Twitter Stock Punished ‘Over and Above What Was Justifiable’ Due to Early Q1 Earnings Leak

CityIndex analyst tells TheWrap: “The bungle definitely contributed to the share price loss,” but miss on forecasts was prime culprit

TWTR stock drop

Someone at Twitter Investor Relations is in the birdhouse — er, doghouse this morning.

On Tuesday, about an hour before the end of the trading day in the U.S., Twitter evidently leaked its own lackluster first quarter 2015 financial results by accident. Self-described “financial intelligence platform” Selerity discovered the blunder and (ironically) tweeted out the results around 3:08 p.m. ET, causing a big, expensive problem for the 140-character company.

Immediately after the early share, the stock started a hard fall (pictured above) — probably harder than its actual financials warranted, CityIndex Senior Market Analyst Ken Odeluga told TheWrap. TWTR dropped quickly from $51.21 per share all the way down to $41.84. It closed at $42.27, down 18 percent overall. In after-hours markets, Twitter stock dipped an additional two percent.

At the time of this writing, TWTR was trading down a few bucks further per share Wednesday morning.

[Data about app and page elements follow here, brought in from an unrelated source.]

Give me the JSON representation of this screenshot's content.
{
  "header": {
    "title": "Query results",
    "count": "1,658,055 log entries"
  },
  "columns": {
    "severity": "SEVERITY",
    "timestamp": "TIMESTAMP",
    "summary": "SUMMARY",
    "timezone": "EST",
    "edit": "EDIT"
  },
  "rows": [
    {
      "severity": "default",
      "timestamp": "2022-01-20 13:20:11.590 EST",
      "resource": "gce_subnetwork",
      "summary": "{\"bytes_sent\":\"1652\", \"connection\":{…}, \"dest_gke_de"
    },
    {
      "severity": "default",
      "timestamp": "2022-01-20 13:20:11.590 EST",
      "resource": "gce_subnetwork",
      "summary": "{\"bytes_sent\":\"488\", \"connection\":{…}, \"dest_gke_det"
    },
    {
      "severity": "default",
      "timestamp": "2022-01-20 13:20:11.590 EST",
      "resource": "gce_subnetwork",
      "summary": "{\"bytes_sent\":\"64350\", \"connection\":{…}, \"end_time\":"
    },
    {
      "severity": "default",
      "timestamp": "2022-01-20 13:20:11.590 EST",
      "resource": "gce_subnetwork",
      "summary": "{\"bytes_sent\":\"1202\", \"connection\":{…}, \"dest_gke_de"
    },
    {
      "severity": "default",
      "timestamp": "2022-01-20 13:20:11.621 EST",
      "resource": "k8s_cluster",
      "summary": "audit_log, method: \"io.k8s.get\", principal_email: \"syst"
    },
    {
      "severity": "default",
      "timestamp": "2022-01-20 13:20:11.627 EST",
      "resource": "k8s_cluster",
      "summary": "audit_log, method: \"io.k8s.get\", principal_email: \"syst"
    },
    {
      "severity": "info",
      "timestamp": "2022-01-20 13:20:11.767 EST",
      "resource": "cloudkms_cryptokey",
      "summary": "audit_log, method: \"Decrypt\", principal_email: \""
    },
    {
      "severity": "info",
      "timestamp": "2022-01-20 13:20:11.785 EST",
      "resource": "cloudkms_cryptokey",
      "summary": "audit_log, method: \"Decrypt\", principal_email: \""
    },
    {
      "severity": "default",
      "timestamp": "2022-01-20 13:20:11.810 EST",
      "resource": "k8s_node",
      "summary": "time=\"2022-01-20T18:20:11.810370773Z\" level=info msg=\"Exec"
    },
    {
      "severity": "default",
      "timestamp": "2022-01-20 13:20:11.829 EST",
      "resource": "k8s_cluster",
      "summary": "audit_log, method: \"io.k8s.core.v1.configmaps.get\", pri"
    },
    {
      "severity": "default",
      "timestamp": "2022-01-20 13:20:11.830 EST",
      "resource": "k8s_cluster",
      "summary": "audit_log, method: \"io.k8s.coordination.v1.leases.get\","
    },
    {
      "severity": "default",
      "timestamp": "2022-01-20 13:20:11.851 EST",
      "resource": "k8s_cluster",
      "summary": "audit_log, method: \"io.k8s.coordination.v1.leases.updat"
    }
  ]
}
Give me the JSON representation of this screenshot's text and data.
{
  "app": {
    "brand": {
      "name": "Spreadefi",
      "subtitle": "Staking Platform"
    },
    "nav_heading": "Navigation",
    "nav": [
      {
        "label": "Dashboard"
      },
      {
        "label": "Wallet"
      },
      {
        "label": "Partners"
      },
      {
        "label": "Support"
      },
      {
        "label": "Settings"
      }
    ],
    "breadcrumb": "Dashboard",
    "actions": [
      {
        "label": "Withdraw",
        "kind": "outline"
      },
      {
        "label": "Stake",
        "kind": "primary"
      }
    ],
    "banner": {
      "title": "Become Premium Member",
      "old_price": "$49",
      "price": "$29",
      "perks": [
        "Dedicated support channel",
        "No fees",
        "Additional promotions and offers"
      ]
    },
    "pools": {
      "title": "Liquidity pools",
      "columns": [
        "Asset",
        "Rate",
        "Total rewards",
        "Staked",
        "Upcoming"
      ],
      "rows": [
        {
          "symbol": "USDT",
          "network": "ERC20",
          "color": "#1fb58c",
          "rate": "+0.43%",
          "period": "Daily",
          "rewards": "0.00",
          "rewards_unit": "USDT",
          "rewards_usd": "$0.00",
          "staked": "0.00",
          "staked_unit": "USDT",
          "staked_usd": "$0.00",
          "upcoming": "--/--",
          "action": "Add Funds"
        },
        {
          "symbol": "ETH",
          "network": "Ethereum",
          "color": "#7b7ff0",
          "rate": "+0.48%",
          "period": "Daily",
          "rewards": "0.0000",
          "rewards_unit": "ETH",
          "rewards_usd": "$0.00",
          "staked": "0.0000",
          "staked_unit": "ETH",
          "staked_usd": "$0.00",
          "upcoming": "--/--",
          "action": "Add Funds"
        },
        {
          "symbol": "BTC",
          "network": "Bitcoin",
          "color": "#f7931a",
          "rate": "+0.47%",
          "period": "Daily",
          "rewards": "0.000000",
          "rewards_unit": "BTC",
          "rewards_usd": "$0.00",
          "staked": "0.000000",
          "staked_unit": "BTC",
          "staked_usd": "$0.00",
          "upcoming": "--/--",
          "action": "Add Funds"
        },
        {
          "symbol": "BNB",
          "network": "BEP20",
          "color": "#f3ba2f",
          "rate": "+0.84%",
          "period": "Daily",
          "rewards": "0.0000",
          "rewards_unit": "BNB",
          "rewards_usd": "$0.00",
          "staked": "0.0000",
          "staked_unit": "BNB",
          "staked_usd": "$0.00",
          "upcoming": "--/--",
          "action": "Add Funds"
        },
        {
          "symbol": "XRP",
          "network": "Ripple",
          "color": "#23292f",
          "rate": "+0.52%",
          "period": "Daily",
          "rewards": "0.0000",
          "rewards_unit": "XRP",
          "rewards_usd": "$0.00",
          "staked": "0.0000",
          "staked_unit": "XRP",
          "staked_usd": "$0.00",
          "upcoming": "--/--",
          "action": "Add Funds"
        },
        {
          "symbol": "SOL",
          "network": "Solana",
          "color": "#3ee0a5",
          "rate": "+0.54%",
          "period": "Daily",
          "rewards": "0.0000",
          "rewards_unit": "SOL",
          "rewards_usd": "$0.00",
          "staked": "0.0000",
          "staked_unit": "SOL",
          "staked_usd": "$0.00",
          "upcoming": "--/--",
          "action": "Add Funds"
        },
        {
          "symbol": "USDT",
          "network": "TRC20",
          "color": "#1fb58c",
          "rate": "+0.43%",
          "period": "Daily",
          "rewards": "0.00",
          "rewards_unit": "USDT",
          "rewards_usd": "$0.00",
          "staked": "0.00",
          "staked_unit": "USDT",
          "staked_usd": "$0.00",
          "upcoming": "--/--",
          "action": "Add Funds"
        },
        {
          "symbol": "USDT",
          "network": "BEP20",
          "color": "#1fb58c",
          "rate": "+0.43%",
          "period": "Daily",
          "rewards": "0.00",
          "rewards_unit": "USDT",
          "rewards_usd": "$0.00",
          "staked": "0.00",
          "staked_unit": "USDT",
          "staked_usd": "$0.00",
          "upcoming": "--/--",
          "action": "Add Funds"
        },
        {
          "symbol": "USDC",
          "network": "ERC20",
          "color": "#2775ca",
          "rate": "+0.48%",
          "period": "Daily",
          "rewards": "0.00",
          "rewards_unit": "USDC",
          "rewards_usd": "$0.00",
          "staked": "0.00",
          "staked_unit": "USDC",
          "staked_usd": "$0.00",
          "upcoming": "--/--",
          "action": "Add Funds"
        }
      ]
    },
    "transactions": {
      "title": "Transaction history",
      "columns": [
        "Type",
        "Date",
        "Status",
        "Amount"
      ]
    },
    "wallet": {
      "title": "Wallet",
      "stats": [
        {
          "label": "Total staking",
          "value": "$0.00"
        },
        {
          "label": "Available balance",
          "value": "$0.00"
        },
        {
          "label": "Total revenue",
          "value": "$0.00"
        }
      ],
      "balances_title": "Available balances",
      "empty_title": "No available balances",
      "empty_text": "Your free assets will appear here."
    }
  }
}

“There appeared to be some punishment of the stock over and above what was justified by the results themselves,” Odeluga said. “The bungle definitely contributed to the share price loss, but in the end the fall moderated to a more reasonable level — one that reflects the fact that Twitter failed to match its own revenue expectations during the quarter, thereby calling into question the 50-percent rise of its stock since Q4.”

Twitter missed Wall Street’s mark on revenue and mobile Monthly Active Users. It slightly topped Earnings Per Share estimates.

In its Tuesday press release, Twitter lowered its own internal 2015 projections, likely removing additional confidence from current and potential investors.

“The earnings themselves and the debacle of how they were released will not help CEO Dick Costolo’s fight back against some well-known voices on Wall Street who have been indirectly questioning his suitability since last year,” he continued.

However, ‘There’s definitely something promising brewing on the revenue side,” Odeluga countered himself, citing the company’s fire hose and API licensing, its search agreement with Google, and tweaks to audience metrics for advertisers. But again, there’s a flip-side to mitigate even that optimism.

“Problem is, it will take time for these initiatives to bed down/gain traction, and more time is not necessarily what Wall Street is prepared to give the current core management after several disappointing quarters exacerbated by ‘non-operational missteps,’” he continued. “It may be time for more aggressive commercial measures to resolve the dilemma between the obvious ubiquity, utility and penetration of the medium on the one hand, and difficult-to-pin-down chargeable parameters on the other.”

“I think it’s doable, but it might be time for the current team to let others have a go,” the analyst/grim reaper concluded.

Twitter IR did not respond to TheWrap‘s request for comment on the matter, but posted on its own platform: “We are investigating the source of the leak.”

Below is Selerity’s public explanation, once again ironically posted on Twitter, in which it disavows any such leak on its end. The company did not have more to say when reached by TheWrap.